Bupleurem: These are “one and done,” as they don’t keep producing flowers after you pick them.  They were an absolute workhorse for me from late June through late July of 2022, and I just simply direct seeded them into the ground.

Delphinium: These tolerate the cold really well. I started a tray of them there down in my basement and then ordered 36 plugs of them as well, and I am hopeful that they will keep on producing for me every year.

False Queen Ann’s Lace: This comes in a darker shade, similar to ammi. It comes in moody colors that look great in the fall. 

Feverfew: This is little mini daisies that multiplies like crazy. People interplant it in with daffodils and tulips because it blooms right when they’re finished.

Lisianthis: This flower deserves its own episode. I buy them in plugs, and they produce a few stems late July/early August and usually get a second flush in the fall. They look like roses – but better. I am planting these in my high tunnel because they tolerate heat well, but their roots establish best in cooler soil. They take a long time to bloom. They also have very wimpy stems, so they need support.

Nigella: This is also known as Love in A Mist. It’s a very whimsical flower – my best friend calls them Dr. Seuss flowers. 
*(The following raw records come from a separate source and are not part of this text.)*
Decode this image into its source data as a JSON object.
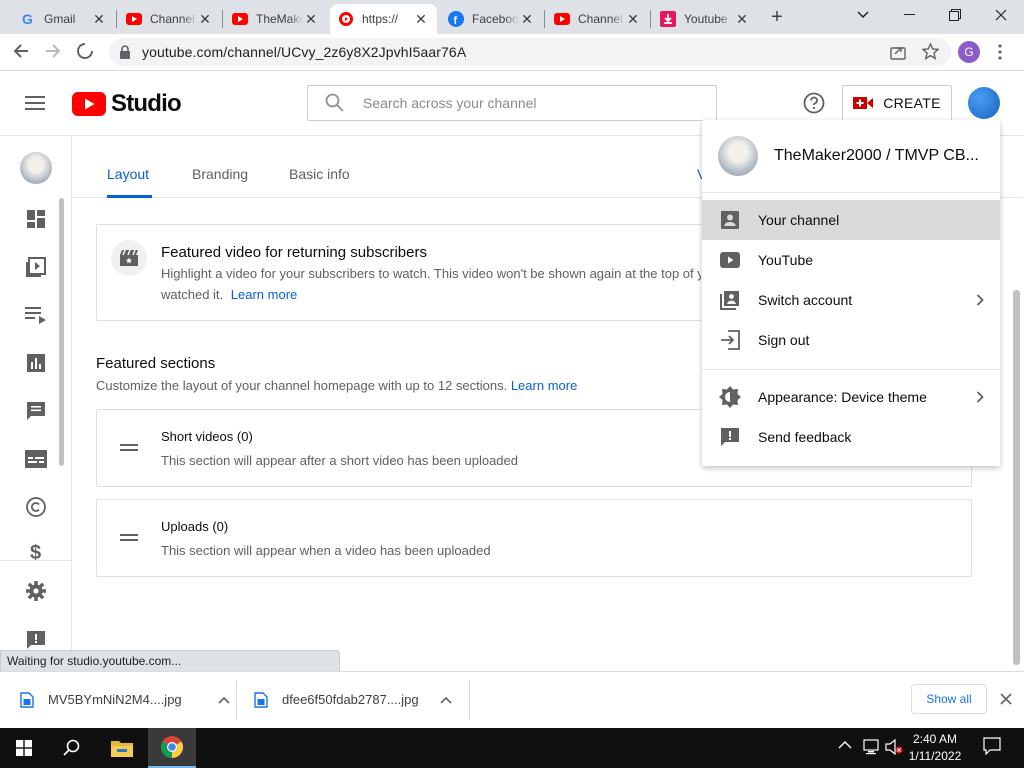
{
  "browser": {
    "tabs": [
      {
        "label": "Gmail",
        "icon": "gmail-icon"
      },
      {
        "label": "Channel",
        "icon": "youtube-icon"
      },
      {
        "label": "TheMaker",
        "icon": "youtube-icon"
      },
      {
        "label": "https://",
        "icon": "studio-icon"
      },
      {
        "label": "Facebook",
        "icon": "facebook-icon"
      },
      {
        "label": "Channel",
        "icon": "youtube-icon"
      },
      {
        "label": "Youtube",
        "icon": "download-icon"
      }
    ],
    "new_tab": "+",
    "url": "youtube.com/channel/UCvy_2z6y8X2JpvhI5aar76A",
    "profile_initial": "G"
  },
  "studio": {
    "logo_text": "Studio",
    "search_placeholder": "Search across your channel",
    "create_label": "CREATE"
  },
  "page_tabs": {
    "layout": "Layout",
    "branding": "Branding",
    "basic_info": "Basic info",
    "clipped": "V"
  },
  "featured_video": {
    "title": "Featured video for returning subscribers",
    "desc_line1": "Highlight a video for your subscribers to watch. This video won't be shown again at the top of y",
    "desc_line2": "watched it.",
    "learn_more": "Learn more"
  },
  "featured_sections": {
    "title": "Featured sections",
    "desc": "Customize the layout of your channel homepage with up to 12 sections.",
    "learn_more": "Learn more",
    "items": [
      {
        "name": "Short videos",
        "count": "(0)",
        "desc": "This section will appear after a short video has been uploaded"
      },
      {
        "name": "Uploads",
        "count": "(0)",
        "desc": "This section will appear when a video has been uploaded"
      }
    ]
  },
  "account_menu": {
    "name": "TheMaker2000 / TMVP CB...",
    "items": [
      {
        "label": "Your channel",
        "icon": "person-box-icon",
        "highlighted": true
      },
      {
        "label": "YouTube",
        "icon": "youtube-icon"
      },
      {
        "label": "Switch account",
        "icon": "switch-account-icon",
        "chevron": true
      },
      {
        "label": "Sign out",
        "icon": "sign-out-icon"
      }
    ],
    "items2": [
      {
        "label": "Appearance: Device theme",
        "icon": "appearance-icon",
        "chevron": true
      },
      {
        "label": "Send feedback",
        "icon": "feedback-icon"
      }
    ]
  },
  "status_text": "Waiting for studio.youtube.com...",
  "downloads": {
    "items": [
      {
        "name": "MV5BYmNiN2M4....jpg"
      },
      {
        "name": "dfee6f50fdab2787....jpg"
      }
    ],
    "show_all": "Show all"
  },
  "taskbar": {
    "time": "2:40 AM",
    "date": "1/11/2022"
  },
  "colors": {
    "youtube_red": "#ff0000",
    "studio_blue": "#065fd4",
    "menu_highlight": "#d9d9d9"
  }
}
Snapdragons: These are some of my favorite cut flowers to grow. They produce tons of stems for about six weeks straight starting late June, and then take a break when everything else hits their stride, and come out with a second flush again in September when the days start getting cooler. I will always grow a ton of these.

This is always going to be a work in progress but consider incorporating some of these flowers into your garden. It extends the season of planting and picking but also gives you blooms when other stuff isn’t getting going yet.

Thanks for listening to/reading the Sunny Mary Meadow podcast/blog. I’m your host, Liz. If you like what you’re hearing/reading, please subscribe and rate us. You can also find us on InstagramPinterest, and Facebook.

You can subscribe to our email newsletter below. We love to hear any podcast-related feedback at our email podcast@sunnymarymeadow.com, and all other inquiries can be sent to liz@sunnymarymeadow.com.